- In December 2013 Blue Ventures in partnership with the University of Dar es Salaam hosted a landmark workshop on community-based aquaculture in the Western Indian Ocean
- Blue Ventures is a member and supporting partner of Community Based Aquaculture in the WIO, an informal regional network
- In March 2019 Blue Ventures in partnership with FAO, KOICA and the government of Zanzibar organized a training on Sea Cucumber farming in Zanzibar
- Work is in progress with partners to establish a formal stakeholder association for sharing knowledge and promoting sustainable aquaculture models in southwest Madagascar
Key lessons learned and recommendations from the project include:
- Continued aquaculture support through local technicians is important
- The recruitment of farmers’ supervisors by the ZMC allows for more durability (less turnover)
- Strong relationships between the private sector and communities are important for success

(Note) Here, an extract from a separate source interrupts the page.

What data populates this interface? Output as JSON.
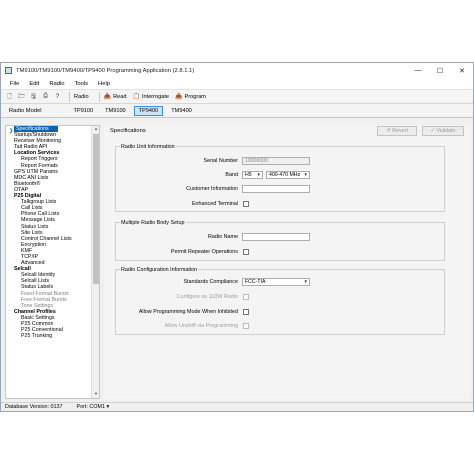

- Built in progressive models of payments, learning, etc. are necessary. For many fishers this is their first time running what is essentially a small business. Constructing a model which avoids farmer’s debt is crucial
- Establishing a trial period to determine socioeconomic and ecological conditions suitable for the project is important for success
- Implementation of a governance system which involves the community in each step of the governance design and implementation has shown enormous gains for community-based sea cucumber aquaculture. This system was developed by farmers and their wider community through a collaborative process and that buy-in has led to success
- Clarifying best practices and formalizing farmers’ rights and obligations in a contract is crucial. Those not abiding by these contractual obligations are held accountable, not by implementing livelihood developers or their commercial partners, but instead by other farmers and their community
Blue Ventures’ aquaculture programme is supported by opens in a new windowNorges Vel, an international NGO with expertise in tropical mariculture development.
opens in a new windowIndian Ocean Trepang: a sea cucumber hatchery and aquaculture business that works with communities to provide juveniles for community production
opens in a new windowCopefrito: a local seafood export company with a commitment to the sustainable management of Madagascar’s marine resources
Support & commercial partners
The Velondriake Association: the management body of the Velondriake Locally Managed Marine Area (LMMA)
Indian Ocean Trepang (IOT), the company producing the juveniles and purchasing grown sea cucumbers from farmers
opens in a new windowInstitut Halieutique et des Sciences Marines: the marine science and fisheries research institute of the University of Toliara
National fisheries and aquaculture authorities: support the project through the development of a supportive legal framework for aquaculture
opens in a new windowCITE (Centre d’Information Technique et Economique): Malagasy NGO providing practical small business training to entrepreneurs
Written by: Ida Vincent and Hery Razafimamonjiraibe